Cuppy on the front cover of Sporting Life, February 11, 1893
July 3, 1869|
|Died: July 22, 1922
|April 16, 1892, for the Cleveland Spiders|
|Last MLB appearance|
|August 7, 1901, for the Boston Americans|
|Earned run average||3.48|
George Joseph "Nig" Cuppy (July 3, 1869 – July 27, 1922) was an American baseball pitcher during the 1890s. He spent nine years of his 10-year major league career as the number two starter behind Cy Young.
Cuppy was born George Maceo Koppe in Logansport, Indiana (it is unclear at what point he changed his name but "Cuppy" is the phonetic spelling of the German name "Koppe"). His rookie season came with the Cleveland Spiders in 1892, two years after Cy Young's debut with the team. In his first season Cuppy recorded an ERA of 2.51 and a record of 28–13, a performance better than either of Young's first two major league seasons. However, Cuppy was never able to match these figures. In 1893 the distance between the pitcher's mound and home plate increased from 50 feet to 60 feet, 6 inches. Although he remained an effective pitcher throughout the rest of his career, after this rule was enacted he never recorded an ERA under 3.00.

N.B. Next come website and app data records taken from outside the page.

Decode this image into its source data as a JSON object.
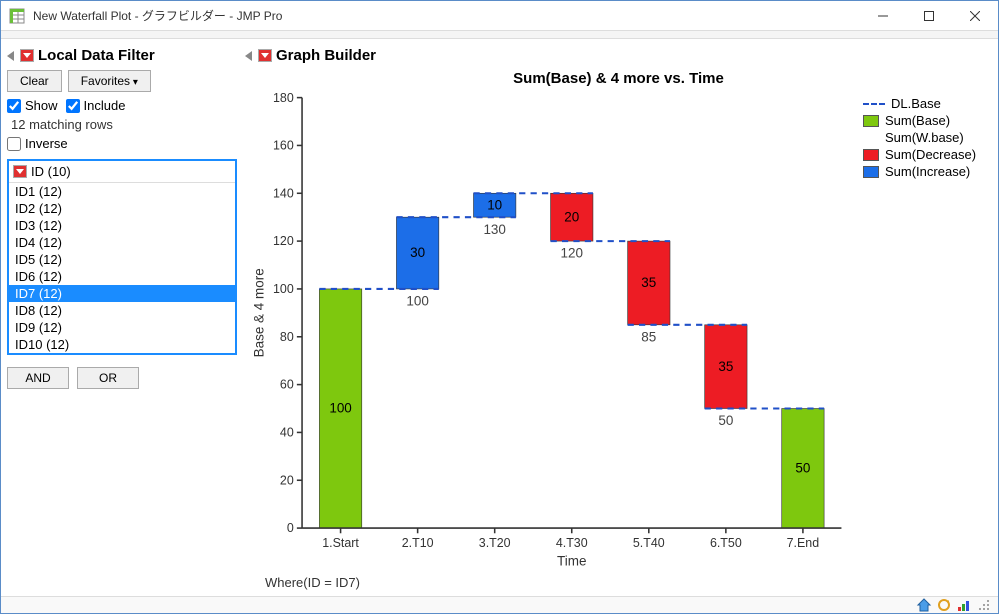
{
  "window": {
    "title": "New Waterfall Plot - グラフビルダー - JMP Pro"
  },
  "left_panel": {
    "header": "Local Data Filter",
    "clear_label": "Clear",
    "favorites_label": "Favorites",
    "show_label": "Show",
    "include_label": "Include",
    "matching_text": "12 matching rows",
    "inverse_label": "Inverse",
    "filter_header": "ID (10)",
    "items": [
      {
        "label": "ID1 (12)",
        "selected": false
      },
      {
        "label": "ID2 (12)",
        "selected": false
      },
      {
        "label": "ID3 (12)",
        "selected": false
      },
      {
        "label": "ID4 (12)",
        "selected": false
      },
      {
        "label": "ID5 (12)",
        "selected": false
      },
      {
        "label": "ID6 (12)",
        "selected": false
      },
      {
        "label": "ID7 (12)",
        "selected": true
      },
      {
        "label": "ID8 (12)",
        "selected": false
      },
      {
        "label": "ID9 (12)",
        "selected": false
      },
      {
        "label": "ID10 (12)",
        "selected": false
      }
    ],
    "and_label": "AND",
    "or_label": "OR"
  },
  "right_panel": {
    "header": "Graph Builder",
    "chart_title": "Sum(Base) & 4 more vs. Time",
    "ylabel": "Base & 4 more",
    "xlabel": "Time",
    "where_clause": "Where(ID = ID7)",
    "legend": {
      "dlbase": "DL.Base",
      "sumbase": "Sum(Base)",
      "sumwbase": "Sum(W.base)",
      "sumdecrease": "Sum(Decrease)",
      "sumincrease": "Sum(Increase)"
    },
    "colors": {
      "base": "#7ec80e",
      "decrease": "#ed1c24",
      "increase": "#1c6ee8",
      "dash": "#2050c8"
    }
  },
  "chart_data": {
    "type": "bar",
    "title": "Sum(Base) & 4 more vs. Time",
    "xlabel": "Time",
    "ylabel": "Base & 4 more",
    "ylim": [
      0,
      180
    ],
    "yticks": [
      0,
      20,
      40,
      60,
      80,
      100,
      120,
      140,
      160,
      180
    ],
    "categories": [
      "1.Start",
      "2.T10",
      "3.T20",
      "4.T30",
      "5.T40",
      "6.T50",
      "7.End"
    ],
    "waterfall": [
      {
        "x": "1.Start",
        "type": "base",
        "bottom": 0,
        "top": 100,
        "label": 100,
        "wbase": null
      },
      {
        "x": "2.T10",
        "type": "increase",
        "bottom": 100,
        "top": 130,
        "label": 30,
        "wbase": 100
      },
      {
        "x": "3.T20",
        "type": "increase",
        "bottom": 130,
        "top": 140,
        "label": 10,
        "wbase": 130
      },
      {
        "x": "4.T30",
        "type": "decrease",
        "bottom": 120,
        "top": 140,
        "label": 20,
        "wbase": 120
      },
      {
        "x": "5.T40",
        "type": "decrease",
        "bottom": 85,
        "top": 120,
        "label": 35,
        "wbase": 85
      },
      {
        "x": "6.T50",
        "type": "decrease",
        "bottom": 50,
        "top": 85,
        "label": 35,
        "wbase": 50
      },
      {
        "x": "7.End",
        "type": "base",
        "bottom": 0,
        "top": 50,
        "label": 50,
        "wbase": null
      }
    ],
    "connectors": [
      {
        "from_x": "1.Start",
        "to_x": "2.T10",
        "y": 100
      },
      {
        "from_x": "2.T10",
        "to_x": "3.T20",
        "y": 130
      },
      {
        "from_x": "3.T20",
        "to_x": "4.T30",
        "y": 140
      },
      {
        "from_x": "4.T30",
        "to_x": "5.T40",
        "y": 120
      },
      {
        "from_x": "5.T40",
        "to_x": "6.T50",
        "y": 85
      },
      {
        "from_x": "6.T50",
        "to_x": "7.End",
        "y": 50
      }
    ]
  }
}
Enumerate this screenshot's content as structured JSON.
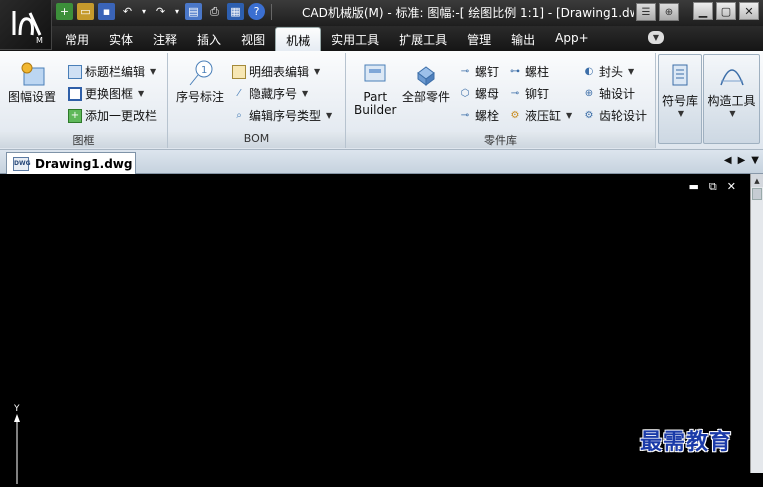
{
  "window": {
    "title": "CAD机械版(M) - 标准: 图幅:-[ 绘图比例 1:1] - [Drawing1.dw",
    "min": "▁",
    "restore": "▢",
    "close": "✕"
  },
  "tabs": [
    "常用",
    "实体",
    "注释",
    "插入",
    "视图",
    "机械",
    "实用工具",
    "扩展工具",
    "管理",
    "输出",
    "App+"
  ],
  "active_tab": "机械",
  "ribbon": {
    "frame": {
      "title": "图框",
      "big": "图幅设置",
      "items": [
        "标题栏编辑",
        "更换图框",
        "添加一更改栏"
      ]
    },
    "bom": {
      "title": "BOM",
      "big": "序号标注",
      "items": [
        "明细表编辑",
        "隐藏序号",
        "编辑序号类型"
      ]
    },
    "parts": {
      "title": "零件库",
      "part_builder": "Part\nBuilder",
      "part_builder_l1": "Part",
      "part_builder_l2": "Builder",
      "all_parts": "全部零件",
      "col1": [
        "螺钉",
        "螺母",
        "螺栓"
      ],
      "col2": [
        "螺柱",
        "铆钉",
        "液压缸"
      ],
      "col3": [
        "封头",
        "轴设计",
        "齿轮设计"
      ]
    },
    "symbol_lib": "符号库",
    "construct_tool": "构造工具"
  },
  "doc_tab": "Drawing1.dwg",
  "ucs": {
    "y": "Y"
  },
  "watermark": "最需教育",
  "colors": {
    "accent": "#1a3aa8"
  }
}
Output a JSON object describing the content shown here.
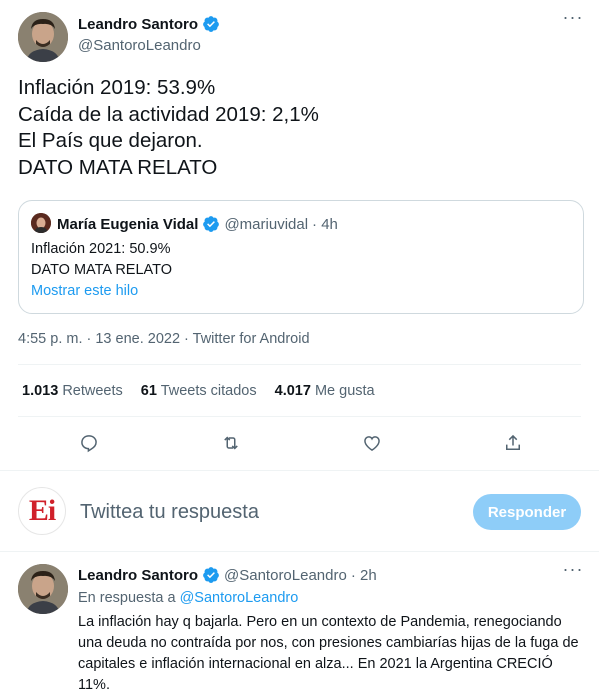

On August 9, 1895, Cuppy scored five runs against the Chicago Colts in an 18–6 victory, the most runs ever scored by a pitcher in a major league baseball game. In 3 post-season appearances with the Spiders (1892, 1895–96) he compiled a 1–4 record. In three of his four losses, his teammates were shut out.
Cuppy remained with the Spiders until March 29, 1899, when the club's owners transferred him, along with the majority of the roster, to their other team, the St. Louis Perfectos. He spent only one season with the Perfectos before being sold to the Boston Beaneaters on May 23, 1900. The 1900 season was the only year of his career in which he did not pitch with Young. At the end of the season, during which he had recorded an ERA of 3.04 and a win-loss record of 8–4, he moved across town to the newly formed Boston Americans.
The 1901 season, Cuppy's last in major league baseball, resulted in the only season in which he had a losing record, albeit he did have a career-low 13 appearances. Cuppy was released by Boston in August 1901.
His nickname, "Nig", is often adjudged to be a racist reference to his dark complexion. In the first half of the 20th century, before the game was integrated, ballplayers with a dark complexion were sometimes nicknamed "Nig". In addition to Cuppy, the following other major league players bore the nickname: Johnny Beazley (1941–49), Joe Berry (1921–22), Bobby Bragan (1940–48), Nig Clarke (1905–1920), Nig Fuller (1902), Johnny Grabowski (1923–31), Don Gutteridge (1936–1948), Nig Lipscomb (1937), Charlie Niebergall (1921–24), Nig Perrine (1907), and Frank Smith (1904–15).
- "Nig Cuppy". Retrosheet.org. Retrieved 2006-11-27.
- "Baseball Rule Change Timeline". Baseball-Almanac.com. Retrieved 2006-11-27.
- Arthurs, Al. "Nig Cuppy". BaseballLibrary.com. Retrieved 2006-11-27.
- "Runs Scored Records". Baseball-Almanac.com. Retrieved 2006-11-27.
- Glory Fades Away, by Jerry Lansche, 1991, Taylor Publishing, ISBN 0-87833-726-1
- http://bioproj.sabr.org/bioproj.cfm?a=v&v=l&bid=3100&pid=15364 at bioproj.sabr.org